Copy the records below exactly, omitting any pictures they contain.

--- START ---

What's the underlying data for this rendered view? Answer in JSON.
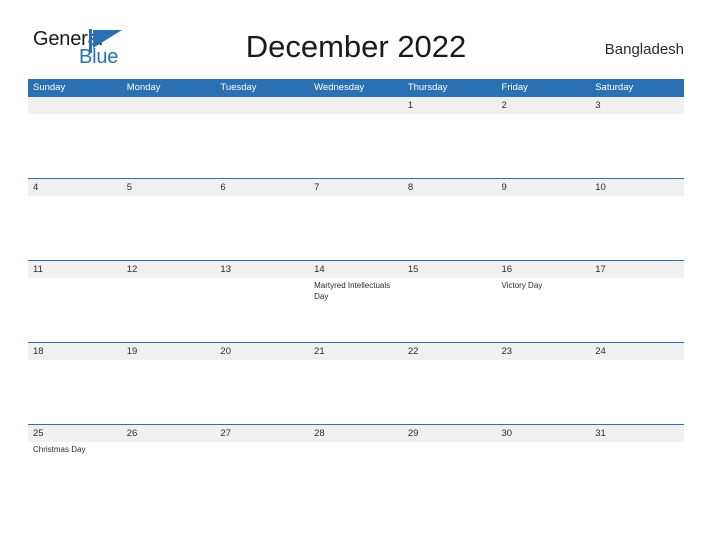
{
  "brand": {
    "name_part1": "General",
    "name_part2": "Blue",
    "flag_icon": "blue-triangle-flag-icon",
    "accent_color": "#2a71b4"
  },
  "header": {
    "title": "December 2022",
    "country": "Bangladesh"
  },
  "calendar": {
    "header_bg": "#2a71b4",
    "stripe_bg": "#f0f0f0",
    "weekdays": [
      "Sunday",
      "Monday",
      "Tuesday",
      "Wednesday",
      "Thursday",
      "Friday",
      "Saturday"
    ],
    "weeks": [
      [
        {
          "num": "",
          "event": ""
        },
        {
          "num": "",
          "event": ""
        },
        {
          "num": "",
          "event": ""
        },
        {
          "num": "",
          "event": ""
        },
        {
          "num": "1",
          "event": ""
        },
        {
          "num": "2",
          "event": ""
        },
        {
          "num": "3",
          "event": ""
        }
      ],
      [
        {
          "num": "4",
          "event": ""
        },
        {
          "num": "5",
          "event": ""
        },
        {
          "num": "6",
          "event": ""
        },
        {
          "num": "7",
          "event": ""
        },
        {
          "num": "8",
          "event": ""
        },
        {
          "num": "9",
          "event": ""
        },
        {
          "num": "10",
          "event": ""
        }
      ],
      [
        {
          "num": "11",
          "event": ""
        },
        {
          "num": "12",
          "event": ""
        },
        {
          "num": "13",
          "event": ""
        },
        {
          "num": "14",
          "event": "Martyred Intellectuals Day"
        },
        {
          "num": "15",
          "event": ""
        },
        {
          "num": "16",
          "event": "Victory Day"
        },
        {
          "num": "17",
          "event": ""
        }
      ],
      [
        {
          "num": "18",
          "event": ""
        },
        {
          "num": "19",
          "event": ""
        },
        {
          "num": "20",
          "event": ""
        },
        {
          "num": "21",
          "event": ""
        },
        {
          "num": "22",
          "event": ""
        },
        {
          "num": "23",
          "event": ""
        },
        {
          "num": "24",
          "event": ""
        }
      ],
      [
        {
          "num": "25",
          "event": "Christmas Day"
        },
        {
          "num": "26",
          "event": ""
        },
        {
          "num": "27",
          "event": ""
        },
        {
          "num": "28",
          "event": ""
        },
        {
          "num": "29",
          "event": ""
        },
        {
          "num": "30",
          "event": ""
        },
        {
          "num": "31",
          "event": ""
        }
      ]
    ]
  }
}
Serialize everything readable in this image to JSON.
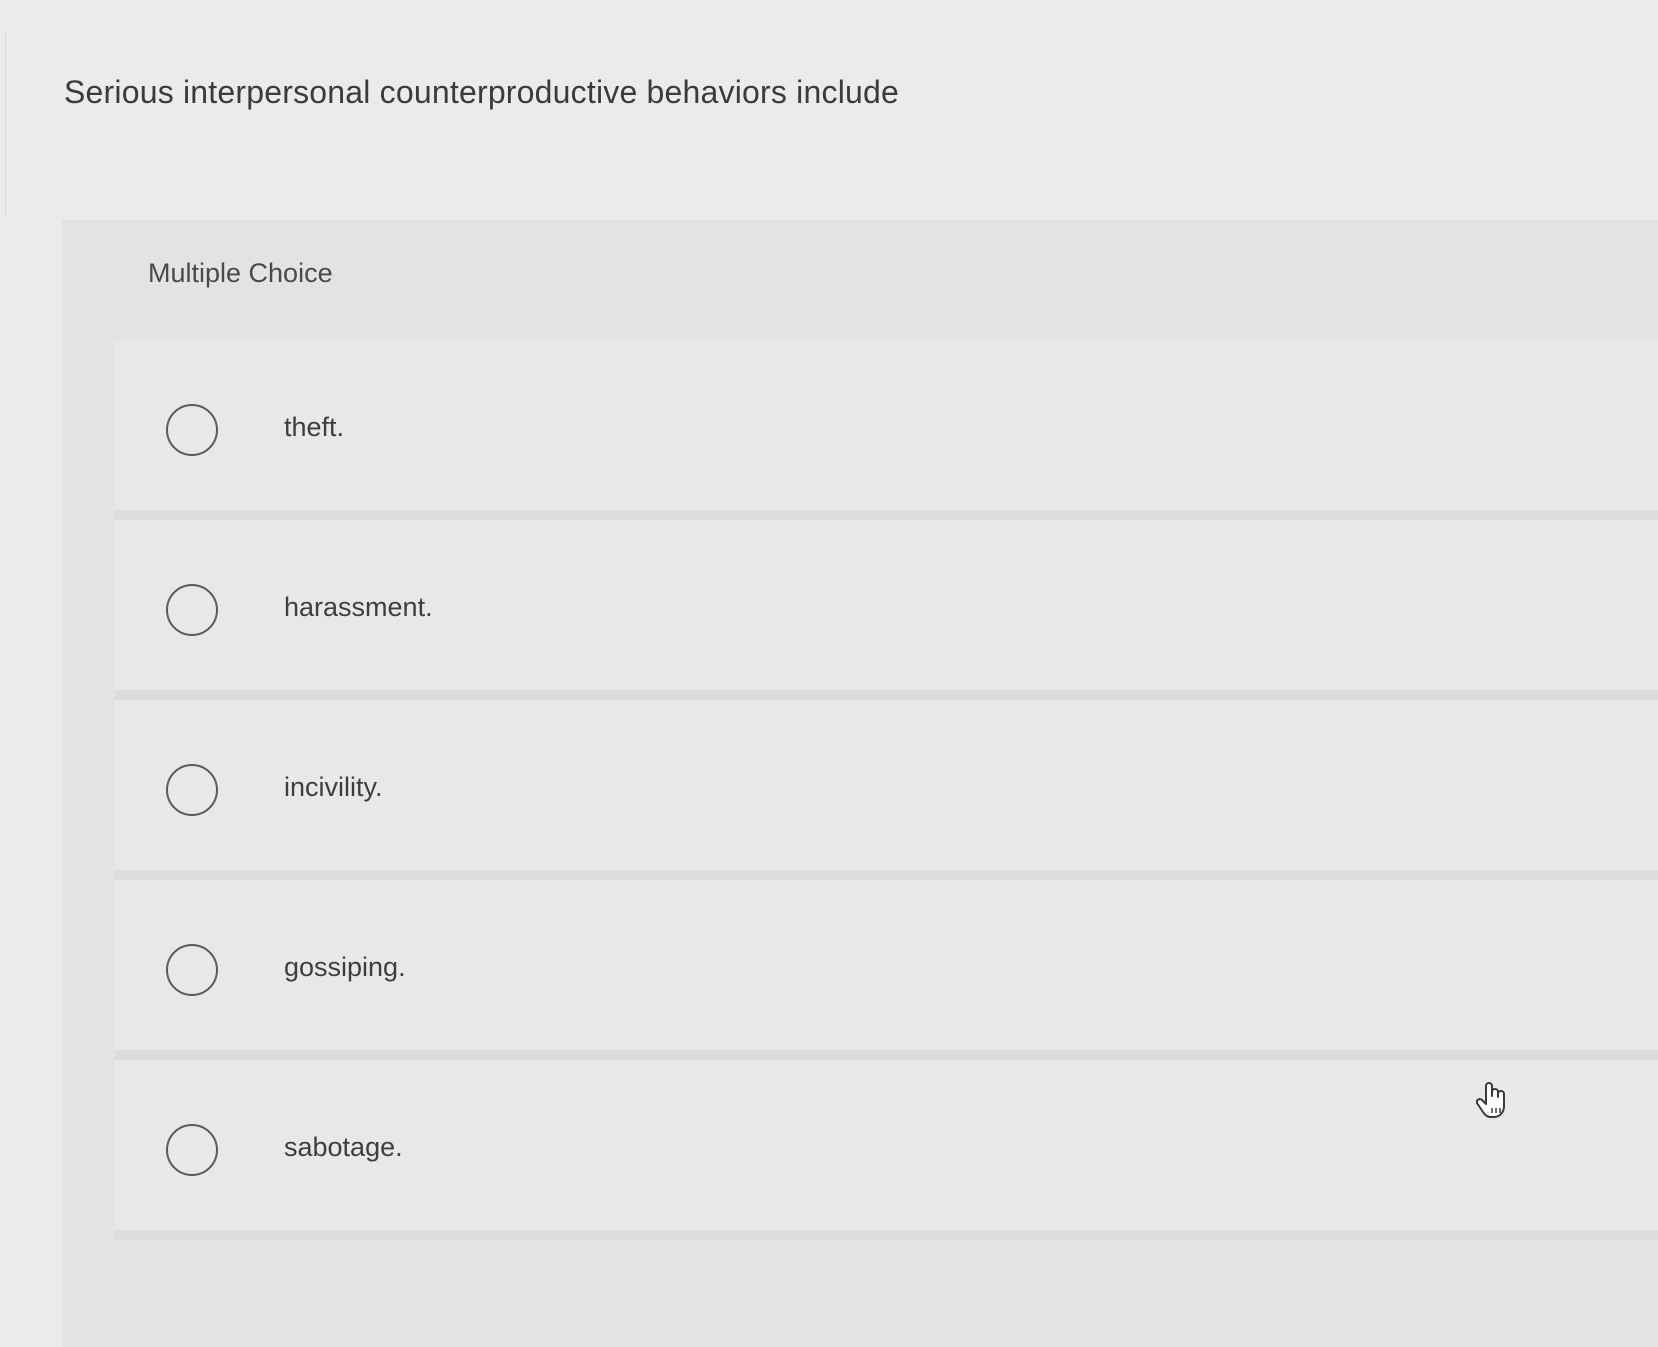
{
  "question": {
    "text": "Serious interpersonal counterproductive behaviors include"
  },
  "panel": {
    "label": "Multiple Choice"
  },
  "choices": [
    {
      "label": "theft.",
      "selected": false
    },
    {
      "label": "harassment.",
      "selected": false
    },
    {
      "label": "incivility.",
      "selected": false
    },
    {
      "label": "gossiping.",
      "selected": false
    },
    {
      "label": "sabotage.",
      "selected": false
    }
  ],
  "cursor": {
    "icon": "hand-pointer-icon"
  }
}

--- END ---

◆ ANSWER TO THE EXERCISE ◆
What's the underlying data for this rendered view? Answer in JSON.
{
  "brand": {
    "name_part1": "General",
    "name_part2": "Blue",
    "flag_icon": "blue-triangle-flag-icon",
    "accent_color": "#2a71b4"
  },
  "header": {
    "title": "December 2022",
    "country": "Bangladesh"
  },
  "calendar": {
    "header_bg": "#2a71b4",
    "stripe_bg": "#f0f0f0",
    "weekdays": [
      "Sunday",
      "Monday",
      "Tuesday",
      "Wednesday",
      "Thursday",
      "Friday",
      "Saturday"
    ],
    "weeks": [
      [
        {
          "num": "",
          "event": ""
        },
        {
          "num": "",
          "event": ""
        },
        {
          "num": "",
          "event": ""
        },
        {
          "num": "",
          "event": ""
        },
        {
          "num": "1",
          "event": ""
        },
        {
          "num": "2",
          "event": ""
        },
        {
          "num": "3",
          "event": ""
        }
      ],
      [
        {
          "num": "4",
          "event": ""
        },
        {
          "num": "5",
          "event": ""
        },
        {
          "num": "6",
          "event": ""
        },
        {
          "num": "7",
          "event": ""
        },
        {
          "num": "8",
          "event": ""
        },
        {
          "num": "9",
          "event": ""
        },
        {
          "num": "10",
          "event": ""
        }
      ],
      [
        {
          "num": "11",
          "event": ""
        },
        {
          "num": "12",
          "event": ""
        },
        {
          "num": "13",
          "event": ""
        },
        {
          "num": "14",
          "event": "Martyred Intellectuals Day"
        },
        {
          "num": "15",
          "event": ""
        },
        {
          "num": "16",
          "event": "Victory Day"
        },
        {
          "num": "17",
          "event": ""
        }
      ],
      [
        {
          "num": "18",
          "event": ""
        },
        {
          "num": "19",
          "event": ""
        },
        {
          "num": "20",
          "event": ""
        },
        {
          "num": "21",
          "event": ""
        },
        {
          "num": "22",
          "event": ""
        },
        {
          "num": "23",
          "event": ""
        },
        {
          "num": "24",
          "event": ""
        }
      ],
      [
        {
          "num": "25",
          "event": "Christmas Day"
        },
        {
          "num": "26",
          "event": ""
        },
        {
          "num": "27",
          "event": ""
        },
        {
          "num": "28",
          "event": ""
        },
        {
          "num": "29",
          "event": ""
        },
        {
          "num": "30",
          "event": ""
        },
        {
          "num": "31",
          "event": ""
        }
      ]
    ]
  }
}
Serialize everything readable in this image to JSON.
{
  "question": {
    "text": "Serious interpersonal counterproductive behaviors include"
  },
  "panel": {
    "label": "Multiple Choice"
  },
  "choices": [
    {
      "label": "theft.",
      "selected": false
    },
    {
      "label": "harassment.",
      "selected": false
    },
    {
      "label": "incivility.",
      "selected": false
    },
    {
      "label": "gossiping.",
      "selected": false
    },
    {
      "label": "sabotage.",
      "selected": false
    }
  ],
  "cursor": {
    "icon": "hand-pointer-icon"
  }
}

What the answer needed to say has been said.